But in the same legal breath, it urged the parties involved in the case to continue discussions intended to alleviate the department's concerns. Earlier this week, Bloomberg News revealed that Google had joined authors and publishers in considering tweaks to the settlement.
"Given the parties' express commitment to ongoing discussions to address concerns already raised and the possibility that such discussions could lead to a settlement agreement that could legally be approved by the Court, the public interest would best be served by direction from the Court encouraging the continuation of those discussions between the parties and, if the Court so chooses, by some direction as to those aspects of the Proposed Settlement that need to be improved," reads the DoJ statement filed with the US District Court for the Southern District of New York late on Friday.
"Because a properly structured settlement agreement in this case offers the potential for important societal benefits, the United States does not want the opportunity or momentum to be lost."
To which we say: Bravo DoJ.
The Open Book Alliance - a group of organizations that opposes the settlement - said much the same. "The Open Book Alliance is pleased with the action taken today by the Department of Justice, which we believe will help to protect the public interest and preserve competition and innovation," reads a statement from the alliance, whose members include Amazon, Microsoft, and the Internet Archive.
"Despite Google’s vigorous efforts to convince them otherwise, the Department of Justice recognizes that there are significant problems with terms of the proposed settlement, which is consistent with the concerns voiced with the Court by hundreds and hundreds of other parties."
In October, Google settled a lawsuit from the US Authors Guild and the Association of American Publishers over its Book Search project, which seeks to digitize texts inside many of the world's leading research libraries. To date, the web giant has scanned more than 10 million titles, many of which are still under copyright. The pact creates a "Book Rights Registry" where authors and publishers can resolve copyright claims in exchange for a predefined cut of Google's revenues.
But it also gives Google the unique right to digitize and sell and post ads against "orphan works," books whose rights are controlled by authors and publishers who've yet to come forward. And though other outfits could negotiate the rights to titles in the Registry, the Registry alone would have the power to set prices. Many are concerned that authors and publishers would have no incentive to keep prices down.

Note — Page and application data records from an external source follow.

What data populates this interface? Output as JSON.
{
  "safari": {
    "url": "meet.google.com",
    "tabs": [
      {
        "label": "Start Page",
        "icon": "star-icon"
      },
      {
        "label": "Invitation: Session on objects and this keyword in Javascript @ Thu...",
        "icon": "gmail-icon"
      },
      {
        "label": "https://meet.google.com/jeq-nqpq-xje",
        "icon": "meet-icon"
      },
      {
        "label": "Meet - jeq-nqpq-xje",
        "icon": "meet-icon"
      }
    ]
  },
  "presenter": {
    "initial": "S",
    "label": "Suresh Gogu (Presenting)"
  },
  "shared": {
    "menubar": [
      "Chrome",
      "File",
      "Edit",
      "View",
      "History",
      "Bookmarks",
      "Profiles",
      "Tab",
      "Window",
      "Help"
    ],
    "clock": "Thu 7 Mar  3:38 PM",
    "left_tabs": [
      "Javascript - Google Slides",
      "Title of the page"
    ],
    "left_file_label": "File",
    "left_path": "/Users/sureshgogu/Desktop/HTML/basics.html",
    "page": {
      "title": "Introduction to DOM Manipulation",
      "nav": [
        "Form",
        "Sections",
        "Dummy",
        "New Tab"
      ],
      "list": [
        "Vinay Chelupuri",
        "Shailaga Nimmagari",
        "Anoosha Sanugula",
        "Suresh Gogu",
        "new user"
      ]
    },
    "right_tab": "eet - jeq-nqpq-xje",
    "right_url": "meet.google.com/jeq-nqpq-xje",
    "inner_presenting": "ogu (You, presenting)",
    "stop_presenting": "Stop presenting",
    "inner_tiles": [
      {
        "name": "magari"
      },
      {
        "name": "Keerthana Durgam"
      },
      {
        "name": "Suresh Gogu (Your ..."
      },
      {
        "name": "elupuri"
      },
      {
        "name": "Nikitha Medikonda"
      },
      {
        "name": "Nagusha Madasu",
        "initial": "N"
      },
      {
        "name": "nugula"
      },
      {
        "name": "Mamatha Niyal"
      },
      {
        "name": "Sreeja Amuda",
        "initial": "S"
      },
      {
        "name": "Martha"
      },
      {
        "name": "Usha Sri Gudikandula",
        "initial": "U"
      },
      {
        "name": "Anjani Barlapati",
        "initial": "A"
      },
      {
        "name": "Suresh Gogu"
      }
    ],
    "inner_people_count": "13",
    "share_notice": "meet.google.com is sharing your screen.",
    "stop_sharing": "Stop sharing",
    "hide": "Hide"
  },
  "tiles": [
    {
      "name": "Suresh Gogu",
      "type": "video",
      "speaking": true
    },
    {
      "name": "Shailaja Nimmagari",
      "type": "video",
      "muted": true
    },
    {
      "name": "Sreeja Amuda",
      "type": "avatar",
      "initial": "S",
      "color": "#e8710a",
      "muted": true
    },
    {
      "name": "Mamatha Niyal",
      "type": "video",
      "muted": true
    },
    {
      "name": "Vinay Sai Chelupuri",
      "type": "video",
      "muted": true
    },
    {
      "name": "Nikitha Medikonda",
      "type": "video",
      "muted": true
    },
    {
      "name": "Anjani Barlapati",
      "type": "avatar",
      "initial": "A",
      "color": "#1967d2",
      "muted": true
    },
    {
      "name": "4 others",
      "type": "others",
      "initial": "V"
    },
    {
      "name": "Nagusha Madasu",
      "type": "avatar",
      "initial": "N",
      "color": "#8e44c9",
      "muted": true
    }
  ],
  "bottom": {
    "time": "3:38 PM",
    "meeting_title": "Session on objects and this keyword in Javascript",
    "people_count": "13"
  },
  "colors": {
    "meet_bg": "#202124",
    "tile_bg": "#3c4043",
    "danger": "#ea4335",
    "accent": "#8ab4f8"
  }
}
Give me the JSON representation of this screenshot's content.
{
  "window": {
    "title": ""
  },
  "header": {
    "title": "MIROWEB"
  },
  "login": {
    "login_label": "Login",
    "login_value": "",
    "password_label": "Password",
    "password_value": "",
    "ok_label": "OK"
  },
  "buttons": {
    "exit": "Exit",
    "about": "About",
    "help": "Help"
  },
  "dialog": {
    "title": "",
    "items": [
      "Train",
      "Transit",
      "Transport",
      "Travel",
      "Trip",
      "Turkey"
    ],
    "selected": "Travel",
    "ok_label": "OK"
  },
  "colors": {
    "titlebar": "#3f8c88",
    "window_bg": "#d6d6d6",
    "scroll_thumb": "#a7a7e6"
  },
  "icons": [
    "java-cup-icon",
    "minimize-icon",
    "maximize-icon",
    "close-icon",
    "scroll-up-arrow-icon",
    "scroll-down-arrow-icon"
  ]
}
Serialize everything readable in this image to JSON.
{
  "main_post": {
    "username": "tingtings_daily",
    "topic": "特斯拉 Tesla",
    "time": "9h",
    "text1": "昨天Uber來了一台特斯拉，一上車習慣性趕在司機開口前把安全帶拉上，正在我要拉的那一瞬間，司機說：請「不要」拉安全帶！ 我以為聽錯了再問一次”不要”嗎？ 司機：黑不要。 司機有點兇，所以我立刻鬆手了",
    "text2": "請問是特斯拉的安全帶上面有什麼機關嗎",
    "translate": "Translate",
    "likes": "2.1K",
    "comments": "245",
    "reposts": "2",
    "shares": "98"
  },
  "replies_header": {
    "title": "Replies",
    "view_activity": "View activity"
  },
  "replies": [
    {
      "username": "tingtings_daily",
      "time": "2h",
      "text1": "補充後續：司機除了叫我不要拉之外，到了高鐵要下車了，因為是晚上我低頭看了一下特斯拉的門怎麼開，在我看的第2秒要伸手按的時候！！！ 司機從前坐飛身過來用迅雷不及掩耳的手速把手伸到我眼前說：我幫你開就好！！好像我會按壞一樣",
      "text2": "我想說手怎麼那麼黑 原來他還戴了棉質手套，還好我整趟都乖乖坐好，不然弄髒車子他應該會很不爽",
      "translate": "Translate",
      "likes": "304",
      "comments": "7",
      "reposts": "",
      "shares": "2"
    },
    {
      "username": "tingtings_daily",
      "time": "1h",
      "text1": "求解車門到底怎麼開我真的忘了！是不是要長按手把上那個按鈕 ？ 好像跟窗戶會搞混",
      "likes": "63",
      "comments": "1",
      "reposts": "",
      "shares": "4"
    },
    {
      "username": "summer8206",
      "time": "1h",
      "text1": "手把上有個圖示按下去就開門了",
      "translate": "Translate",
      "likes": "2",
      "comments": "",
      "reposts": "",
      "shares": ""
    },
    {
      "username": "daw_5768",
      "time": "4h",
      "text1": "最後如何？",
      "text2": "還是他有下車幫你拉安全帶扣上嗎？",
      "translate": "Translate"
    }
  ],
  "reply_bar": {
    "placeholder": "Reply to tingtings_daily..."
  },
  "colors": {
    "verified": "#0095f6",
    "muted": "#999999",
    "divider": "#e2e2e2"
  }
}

With its filing, the DoJ proposed several changes to the settlement, including providing additional protections for unknown rights holders and allowing Google's competitors to gain comparable access to the settlement.
The DoJ was also praised by the consumer watchdog known as Consumer Watchdog, a notorious thorn in Google's side. But the watchdog argues that even if the DoJ's concerns are alleviated, the court should reject the settlement. "Solving the antitrust problem is only [part] of the problem,” said Consumer Watchdog's John Simpson.
The court is set to hold a fairness hearing on settlement on October 7. ®